Recent snowfalls have been a bit heavier in the Augusta area. That has led to more drifting and snow at the edges of roads in that area, Johnson said.
Flooding has not resulted in any road closures in Eau Claire County, he said.
“The worst areas have about two inches of water across the road, and we’ve been using warning lights and signage in those areas,” Johnson said. “But there’s not been enough water to stall a car out.”
In the city of Eau Claire, as many as 50 employees a day have been devoting their time this week to clearing snow and ice from storm sewer catch basins to prevent water from ponding on streets, Eau Claire’s streets maintenance manager Steven Thompson said.
“We have been putting in 15-hour days to clear the catch basins, and we have been able to stay ahead of it,” he said.
City crews annually clear ice and snow from storm sewer catch basins, but this winter has been exceptional, Thompson said.
“It’s always something we’ve had to do but not with the resources and staff we’ve used the last four days,” he said.
City crews have used steamers, end loaders and skid steers to clear the catch basins. Pick axes and shovels have also been used by some employees, Thompson said.
“It’s good exercise. I was doing it (Wednesday),” he said.
If he could pick his weather for the next several days, Johnson would shoot for cloudy skies and highs in the mid to upper 30s.
“A slow melt is the best,” he said.
Besides flooded streets and roads, the rain and snowmelt have also caused a problem with potholes.
County crews are tending to potholes when they can, Johnson said.
“It’s real bad,” he said. “Unfortunately, we’ve not been able to get to that because of the flooding.”
With the rain out of the way, Thompson will put more city employees on pothole duty today than there were on the rainy days of Wednesday and Thursday.
“When it’s raining, the water gets in there and blows the (patching) material right back out,” he said.
Following last weekend’s snowstorm, the National Weather Service was predicting 1.25 inches of rain to fall in Eau Claire between Tuesday and Thursday, said Alexandra Keclik, a meteorologist with the agency’s office in Chanhassen, Minn.

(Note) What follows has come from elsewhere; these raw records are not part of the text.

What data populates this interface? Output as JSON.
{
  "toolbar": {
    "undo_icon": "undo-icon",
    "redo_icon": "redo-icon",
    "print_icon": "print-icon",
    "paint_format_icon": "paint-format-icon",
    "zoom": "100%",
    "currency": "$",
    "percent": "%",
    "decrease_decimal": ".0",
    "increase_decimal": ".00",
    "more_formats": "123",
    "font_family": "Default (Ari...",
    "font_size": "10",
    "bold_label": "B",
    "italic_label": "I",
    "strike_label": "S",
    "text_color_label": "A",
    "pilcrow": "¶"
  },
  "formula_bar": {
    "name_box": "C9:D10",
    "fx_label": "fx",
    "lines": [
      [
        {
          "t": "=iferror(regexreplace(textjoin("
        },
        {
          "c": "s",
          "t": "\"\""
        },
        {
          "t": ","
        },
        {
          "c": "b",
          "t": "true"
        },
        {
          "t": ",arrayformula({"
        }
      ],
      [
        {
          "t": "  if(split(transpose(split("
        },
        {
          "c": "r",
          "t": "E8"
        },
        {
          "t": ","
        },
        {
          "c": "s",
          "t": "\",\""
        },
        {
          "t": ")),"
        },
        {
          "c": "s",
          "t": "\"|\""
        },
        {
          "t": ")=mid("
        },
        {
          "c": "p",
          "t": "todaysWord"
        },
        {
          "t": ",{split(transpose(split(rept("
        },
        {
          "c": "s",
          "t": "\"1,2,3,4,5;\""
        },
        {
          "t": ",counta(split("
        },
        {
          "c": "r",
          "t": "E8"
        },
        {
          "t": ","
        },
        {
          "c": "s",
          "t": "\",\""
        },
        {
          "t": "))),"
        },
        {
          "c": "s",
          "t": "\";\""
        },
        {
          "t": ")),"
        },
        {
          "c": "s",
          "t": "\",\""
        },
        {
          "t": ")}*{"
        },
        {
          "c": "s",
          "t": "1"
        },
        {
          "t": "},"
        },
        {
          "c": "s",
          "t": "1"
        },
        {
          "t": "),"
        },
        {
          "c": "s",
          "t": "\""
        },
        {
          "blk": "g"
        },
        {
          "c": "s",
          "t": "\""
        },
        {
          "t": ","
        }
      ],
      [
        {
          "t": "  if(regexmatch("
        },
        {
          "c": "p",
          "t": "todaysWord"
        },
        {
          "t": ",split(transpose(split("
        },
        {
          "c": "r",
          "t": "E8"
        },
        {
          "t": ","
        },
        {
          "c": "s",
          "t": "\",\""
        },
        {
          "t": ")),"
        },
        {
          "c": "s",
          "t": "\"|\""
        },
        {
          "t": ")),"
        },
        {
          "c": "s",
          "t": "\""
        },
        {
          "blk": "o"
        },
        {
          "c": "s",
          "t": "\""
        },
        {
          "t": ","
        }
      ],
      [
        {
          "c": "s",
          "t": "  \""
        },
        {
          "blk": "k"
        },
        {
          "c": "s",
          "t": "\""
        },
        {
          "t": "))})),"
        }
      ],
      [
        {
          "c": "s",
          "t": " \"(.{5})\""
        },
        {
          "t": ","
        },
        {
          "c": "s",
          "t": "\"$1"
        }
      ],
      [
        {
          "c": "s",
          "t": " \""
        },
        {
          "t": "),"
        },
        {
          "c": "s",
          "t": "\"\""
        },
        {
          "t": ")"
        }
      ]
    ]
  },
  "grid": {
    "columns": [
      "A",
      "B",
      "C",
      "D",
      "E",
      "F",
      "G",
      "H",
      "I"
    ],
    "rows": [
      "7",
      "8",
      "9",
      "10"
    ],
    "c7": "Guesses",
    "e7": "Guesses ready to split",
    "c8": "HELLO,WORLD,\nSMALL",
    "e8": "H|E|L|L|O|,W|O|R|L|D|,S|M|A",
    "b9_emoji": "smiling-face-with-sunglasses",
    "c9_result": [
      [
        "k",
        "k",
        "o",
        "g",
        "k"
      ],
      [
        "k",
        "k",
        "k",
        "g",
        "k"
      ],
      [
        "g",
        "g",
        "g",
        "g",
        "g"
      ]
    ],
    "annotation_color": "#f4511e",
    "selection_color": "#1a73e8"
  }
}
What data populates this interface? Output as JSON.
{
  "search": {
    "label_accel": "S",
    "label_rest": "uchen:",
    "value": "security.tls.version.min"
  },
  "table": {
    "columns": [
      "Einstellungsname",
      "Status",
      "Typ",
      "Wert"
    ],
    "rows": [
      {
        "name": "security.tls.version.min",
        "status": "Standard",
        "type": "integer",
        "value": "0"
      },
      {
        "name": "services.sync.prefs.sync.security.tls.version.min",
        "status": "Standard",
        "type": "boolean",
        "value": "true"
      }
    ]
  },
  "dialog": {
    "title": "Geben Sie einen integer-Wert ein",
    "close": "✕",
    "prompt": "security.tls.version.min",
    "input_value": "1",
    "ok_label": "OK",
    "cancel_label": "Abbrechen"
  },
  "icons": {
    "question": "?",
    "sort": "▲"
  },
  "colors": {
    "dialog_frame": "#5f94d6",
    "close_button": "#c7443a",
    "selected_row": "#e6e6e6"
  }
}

As of noon Thursday, 0.82 of an inch of rain had fallen in Eau Claire this week, she said.
The weekend appears to have minimal chances for precipitation with highs in the mid to upper 30s, Keclik said.